As the warm days dwindle down to a precious few, so too has time run out on our public library’s summer reading program, and Maddie and I have both tallied up our final scores. Neither of us quite reached the number we’d set as a goal, but we feel good that we read a lot, including a lot of books that we really liked. Since, as usual, the number of blog readers went into a bit of a slump over the summer, I thought I’d help people catch up with a look back at some of the books that were highlights for me, with links to the full posts.
At the top of my ‘best of the summer’ list would have to be the two books I read about the ‘troubles’ in Ireland, J. G. Farrell’s Troubles and Elizabeth Bowen’s The Last September. It’s hard to imagine two more different books dealing with such similar historical territory. Farrell’s dry, acerbic absurdity was more immediately engaging, but Bowen’s prose, full of beauty but shot through with both pain and humor, made her novel linger in my mind well after I finished it. Both resist all temptation to melodrama; even the inevitable violence and suffering emerges perfectly (though in completely different registers) from the tone and form of each book.
I was pleasantly surprised by just how much I enjoyed and admired Jane Smiley’s Private Life. It’s a carefully paced, understated novel, a family saga without any of the grandiosity such books often rely on; it moves us through a tumultuous period of American history and deftly balances attention to the events and complexities of that context against its primary interest in the small-scale achievements and struggles of private life.
Testament of a Generation was everything I’d hoped it would be: sharp, intellectual, passionate journalism from Vera Brittain and Winnifred Holtby. It fed my enthusiasm for one day developing a seminar on the Somerville novelists. Brittain’s The Dark Tide, on the other hand, was a more … ambivalent … reading experience.

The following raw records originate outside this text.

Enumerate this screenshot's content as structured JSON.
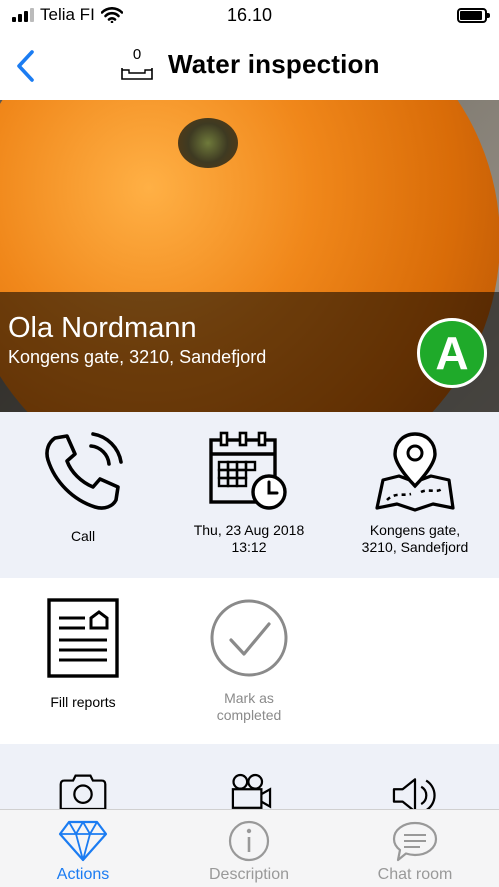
{
  "status_bar": {
    "carrier": "Telia FI",
    "time": "16.10"
  },
  "nav": {
    "back_icon": "chevron-left-icon",
    "inbox_count": "0",
    "title": "Water inspection",
    "accent_color": "#1b7cf2"
  },
  "hero": {
    "name": "Ola Nordmann",
    "address": "Kongens gate, 3210, Sandefjord",
    "grade": "A",
    "grade_color": "#1faa2a"
  },
  "actions": {
    "call": {
      "label": "Call",
      "icon": "phone-icon"
    },
    "date": {
      "label_line1": "Thu, 23 Aug 2018",
      "label_line2": "13:12",
      "icon": "calendar-clock-icon"
    },
    "location": {
      "label_line1": "Kongens gate,",
      "label_line2": "3210, Sandefjord",
      "icon": "map-pin-icon"
    },
    "fill_reports": {
      "label": "Fill reports",
      "icon": "report-document-icon"
    },
    "mark_completed": {
      "label_line1": "Mark as",
      "label_line2": "completed",
      "icon": "checkmark-circle-icon"
    },
    "camera": {
      "icon": "camera-icon"
    },
    "video": {
      "icon": "video-camera-icon"
    },
    "audio": {
      "icon": "speaker-icon"
    }
  },
  "tabs": [
    {
      "label": "Actions",
      "icon": "diamond-icon",
      "active": true
    },
    {
      "label": "Description",
      "icon": "info-icon",
      "active": false
    },
    {
      "label": "Chat room",
      "icon": "chat-bubble-icon",
      "active": false
    }
  ]
}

Rosamond Lehmann’s The Weather in the Streets took me completely by surprise with its strange, drifting prose and stark confrontations with different kinds of loss. If, as the introduction proposes, it was the Bridget Jones’s Diary of another generation, either I’ve been wildly misreading Bridget Jones’s Diary all this time or that generation had radically different expectations of itself and its books.

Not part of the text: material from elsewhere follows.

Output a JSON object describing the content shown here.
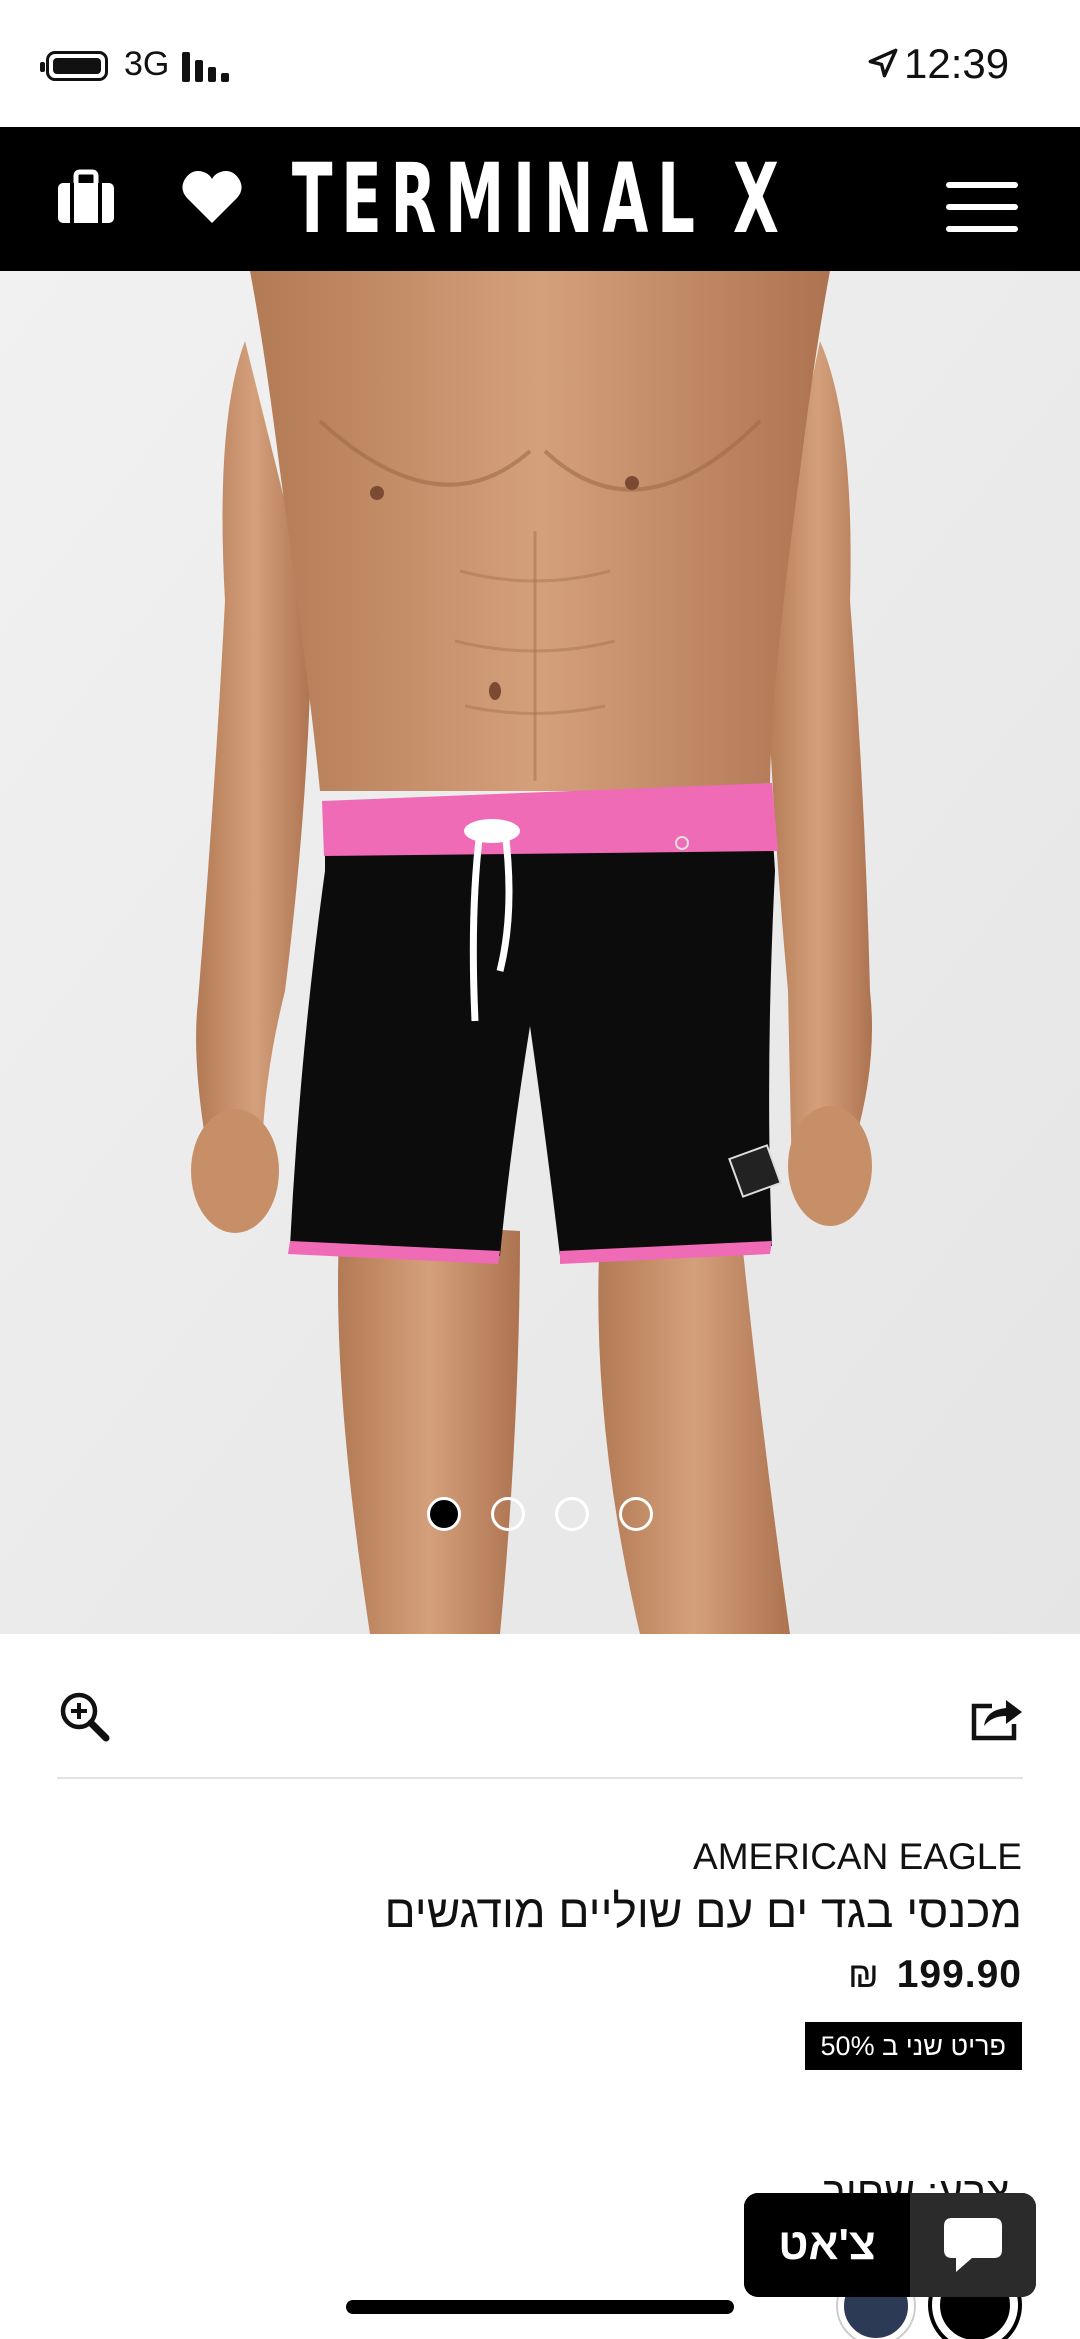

I, Claudius was ultimately more fascinating to me for the formal choices Graves made than for the story or characters. It wasn’t easy pushing through some of the longer paragraphs (and if you’ve read I, Claudius, you know that pretty much all of the paragraphs are pretty long!), and I admit I was greatly helped by having watched the BBC adaptation just previously, or I don’t think I could have kept the family tree sorted or felt the drama of the events, which come to us in such abundant yet muted detail.
I thoroughly enjoyed Jane Gardam’s Old Filth, though I wondered after just how much that pleasure came from Gardam’s pushing all the ‘right’ buttons for a reader like me. Yet I had similar expectations of Colm Toibin’s Brooklyn (that it was just the book for me), and didn’t like it very much after all, finding its flat affect ultimately too flat. I didn’t write up Ann Patchett’s State of Wonder, as I finished it while in Birmingham and the moment for posting on it had passed by the time I got home, but I was similarly underwhelmed by it: though Patchett’s writing is wonderfully readable and the story had plenty of momentum during reading, somehow (and of course it’s possible this was in part the effect of reading while traveling) I was never deeply engaged by it emotionally, and at the end I couldn’t really decide where it had taken me intellectually. I’ll hang on to it, and to Brooklyn: I’ll reread them someday, I expect, and maybe I’ll find something more in them then. I haven’t written up The Age of Innocence either. It’s wonderful, of course, and yet I ended it a skeptic about it, feeling the brilliance of Wharton’s prose and the minuteness of her analysis was squandered on Newland and Ellen, neither of whom I liked or believed in at all. More about that, maybe, in a later post.
I read four more early Spenser novels, one of which, The Judas Goat, was so awful that, had it been my first experience of the series, I would not have read any more. But the other three were excellent of their kind. I’m still trying to get ahold of God Save the Child, the second in the series, in which Spense and Susan first meet. I read it many years ago, before I had quite the same interest in how their relationship is handled. By just a few books later on, they are very nearly into their lasting patterns, which in many respects have always epitomized to me the relationship between equals that is (or is it?) the ultimate romantic fantasy.
Finally, of the summer books worth any further comment, there’s Murder Must Advertise, an old favorite but one I haven’t read attentively in some time. I enjoyed rereading it, but the real fun came in writing it up, which was by far the best time I had doing any writing all summer. That’s the feeling I wish I could always having when writing: overflowing with ideas, enthusiasm, and energy, and just happy to be putting it all out there.
Everything else I read was disappointing to mediocre, really, or, in one case, laughably bad. Looking back, it doesn’t seem like a great reading season overall. Happily, I have just finished Our Mutual Friend, though. If I’d reached the end before the library’s deadline, the average would have been raised considerably. I’m currently feeling a bit overwhelmed with the start of the teaching term, but I’m determined to get a proper post up on that dark, hilarious novel before too much longer.